When divorcing, parents in particular are concerned about the cooperation of their co-parent in raising their children, and, even in the case of older children, the collaborative healing of their shattered sense of family and home. When one parent is uncommunicative and secretive, keeping information from the other (having an avoidant attachment style), believing that communication is not necessary due to being divorced, the other parent” loses touch” (psychologically), and might feel distressed. If the other parent has an anxious attachment style, he or she will search for connection, wanting to bridge the gap. Connection feels really necessary, and panic ensues when unsuccessful. In Attachment Theory, this is called Primal Panic. This person will seem “hysterical” and “crazy” to the avoidant partner, whose life will lose its peacefulness.
In short, a Negative Cycle will begin. The avoidant partner begins to feel justified for ignoring the anxious partner, and they will prompt each other to keep going with an unproductive argument, each getting more and more hurt or flustered. The Primal Panic is fueling this cycle from below the surface. Under the surface are the Raw Spots, the vulnerable spots (assumptions, or pains, or worst-case thinking), which get triggered by the partner, increasing the intensity of the avoidant or anxious behavior. (These behaviors are hard-wired in each of us, depending on our attachment styles, and show up when we feel threatened – when our bond is threatened – which is the case in divorce).
Triggering the Raw Spots in Each Other

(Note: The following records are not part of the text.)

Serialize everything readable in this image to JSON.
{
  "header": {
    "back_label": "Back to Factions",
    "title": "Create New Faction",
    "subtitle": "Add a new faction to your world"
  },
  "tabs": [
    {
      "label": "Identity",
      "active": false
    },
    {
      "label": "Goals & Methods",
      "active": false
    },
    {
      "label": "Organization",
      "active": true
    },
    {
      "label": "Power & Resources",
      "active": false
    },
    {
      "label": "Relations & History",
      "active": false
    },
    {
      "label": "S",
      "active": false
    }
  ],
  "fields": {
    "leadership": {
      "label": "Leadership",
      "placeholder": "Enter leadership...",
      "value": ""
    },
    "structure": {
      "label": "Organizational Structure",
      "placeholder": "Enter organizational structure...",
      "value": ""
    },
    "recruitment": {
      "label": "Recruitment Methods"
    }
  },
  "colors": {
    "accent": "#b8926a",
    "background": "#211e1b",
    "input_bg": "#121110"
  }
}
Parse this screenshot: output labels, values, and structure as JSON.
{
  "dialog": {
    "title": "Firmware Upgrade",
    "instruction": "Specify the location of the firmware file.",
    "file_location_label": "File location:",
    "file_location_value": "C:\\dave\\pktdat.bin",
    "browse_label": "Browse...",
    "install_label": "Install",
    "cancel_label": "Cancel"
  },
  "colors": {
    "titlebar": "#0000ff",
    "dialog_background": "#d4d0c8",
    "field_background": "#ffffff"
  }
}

In order to create a plan for the divorced family in which partners and children can move forward without activating the Negative Cycle, this phenomenon must be understood. Choosing a coach who understands Attachment Theory and is trained in recognizing Negative Cycles in clients, can facilitate a more lastingly cooperative and peaceful divorce. Once you understand your Raw Spots and those of your co-parent, you will be able to turn Negative Cycles into emotionally healthy interactions. You will take this skill with you after the Collaborative Law Divorce is completed.
Parents’ Secure Connection the Basis for Children’s Security
Children do better too, if parents understand this in themselves. Children have part mom and part dad in their heads and hearts, looking to them for security and safety as they go out in the world (this is unconscious, but very intensely important in allowing children to find secure attachments). When there is dissonance between the parents, the minds of the children have dissonance, and they take this with them into adult life, needing to find resolution later in life themselves. There is a much-used bit of advice about divorced parents, which says that you must not argue in front of the children. This wisdom is good in many cases, but it would be naïve to think that children do not pick up unspoken dissonance. They are finely tuned into their parents, and unspoken negativity just feels like mysterious content without reason. Better still would be an explanation from the parents about how dissonance comes about, and what children can do about it to keep themselves whole and safe in the larger world, and attached to their parents.
Include Attachment Coaching in the Divorce Process
When using Attachment Theory as a necessary part of the divorce process, the partners can come to a relational calm, accepting each other’s styles during distress, and using simple strategies for effective attachment to calm themselves and their exes. Human beings come to peace in certain prescribed ways, and, like warring countries, peace agreements come through negotiations of a particular sort, and not just any kind of agreement. Having split up the goods, they still have to figure out how to keep the peace, both internally and externally.